That was bad enough when it concerned countries such as the US and UK. But in the Eurozone it created a whole extra world of pain, because if a Eurozone government went bust it risked being unable to borrow in financial markets and thus being forced to print money to fund day-to-day spending. But governments could only print new money if they left the euro. And if some countries started leaving the euro, others might quickly follow.

So in the euro area, when banks went bust, governments in countries such as Ireland and Cyprus bankrupted themselves, bailing out their banks, leading to those governments being bailed out in turn by other Eurozone states.

That meant that, no matter how well governments had controlled their spending and debt levels (and Ireland, for example, had had a very good record in that during its time in the euro), if they were allowed to bail out their banks they could blackmail other Eurozone members into bailing them out in turn.

Consequently, as part of its reforms to try to prevent a repeat of the 2007-09 financial crisis and subsequent Eurozone crisis, probably the single most important measure the European Union has introduced was the 2014 Bank Recovery and Resolution Directive (BRRD). This mandated that not bank could be bailed out by a state until the bank’s creditors had taken a hit first – the so-called “bail-in” principle.

That is a perfectly sensible idea. If I lend money to a chip shop and it goes bust, I will own a chip shop. If I lend money to a bank (e.g. by buying its bonds or giving it the sort of loan we call a “deposit”) and the bank goes bust, I should own a bank.

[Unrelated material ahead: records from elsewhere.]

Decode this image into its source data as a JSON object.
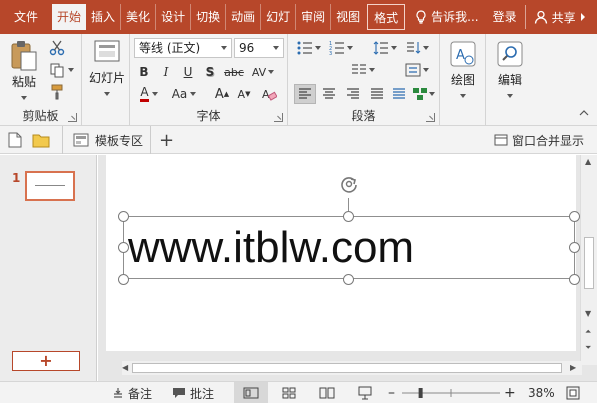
{
  "tabs": [
    {
      "label": "文件",
      "active": false
    },
    {
      "label": "开始",
      "active": true
    },
    {
      "label": "插入",
      "active": false
    },
    {
      "label": "美化",
      "active": false
    },
    {
      "label": "设计",
      "active": false
    },
    {
      "label": "切换",
      "active": false
    },
    {
      "label": "动画",
      "active": false
    },
    {
      "label": "幻灯",
      "active": false
    },
    {
      "label": "审阅",
      "active": false
    },
    {
      "label": "视图",
      "active": false
    },
    {
      "label": "格式",
      "active": false
    }
  ],
  "tell_me": "告诉我...",
  "login": "登录",
  "share": "共享",
  "ribbon": {
    "clipboard": {
      "label": "剪贴板",
      "paste": "粘贴"
    },
    "slides": {
      "label": "幻灯片",
      "new_slide": "幻灯片"
    },
    "font": {
      "label": "字体",
      "font_name": "等线 (正文)",
      "font_size": "96",
      "bold": "B",
      "italic": "I",
      "underline": "U",
      "shadow": "S",
      "strike": "abc",
      "spacing": "AV",
      "font_color": "A",
      "case": "Aa",
      "grow": "A",
      "shrink": "A"
    },
    "paragraph": {
      "label": "段落"
    },
    "drawing": {
      "label": "绘图"
    },
    "editing": {
      "label": "编辑"
    }
  },
  "quick": {
    "template": "模板专区",
    "window_merge": "窗口合并显示"
  },
  "thumbnails": {
    "slide_number": "1",
    "add": "+"
  },
  "slide": {
    "text": "www.itblw.com"
  },
  "status": {
    "notes": "备注",
    "comments": "批注",
    "zoom": "38%",
    "zoom_fraction": 0.38
  },
  "colors": {
    "accent": "#b7472a",
    "ribbon_bg": "#f3f3f3"
  }
}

Without that principle, the EU cannot function. The principle was first deployed in any full-blooded way during the Cypriot financial crisis, where bank depositors and bondholders were forced to take large losses (actually quite a lot higher losses than they would have had under a fully market system).

The big test, though, was always going to come when a bank in a large member state failed. Would France or Germany or Italy accept for themselves the principles they have forced on smaller member states? If they won’t – if euro members can extort bailouts from other euro member governments by bankrupting themselves standing behind their banks – the euro really cannot function.

It appears the answer is: No. The Italian Parliament has today voted to establish a bailout fund of €20 billion to bail out Banca Monte dei Paschi di Siena, following its failed private sector rescue attempt, along with other banks.

Some estimates suggest that’s just the start, with perhaps another €40 billion required quickly and maybe more to follow later. With Italian government debt already well over 130 per cent of GDP, with the traditional threshold for governments being near-certain to default lying at 120 per cent, added burdens from the banks place it in a truly bleak position.

Perhaps there will be bail-ins yet – the final details are still not completely clear – but the Italian government has stated publicly that no Italian saver will lose any money which is flat incompatible with the bail-in principles of the BRRD because the vast majority of debts that would be bailed in are held by domestic Italian retail investors.

If Italy is simply going to flout the central rules introduced to prevent a repeat of the Eurozone crisis, how can the euro function? What do Cypriots think of this one-rule-for-the-big another-for-the-small principle? If Italy won’t accept bail-ins, will Germany if its financial institutions become more distressed? How can any of the central financial architecture of the euro function at all? We may be about to find out.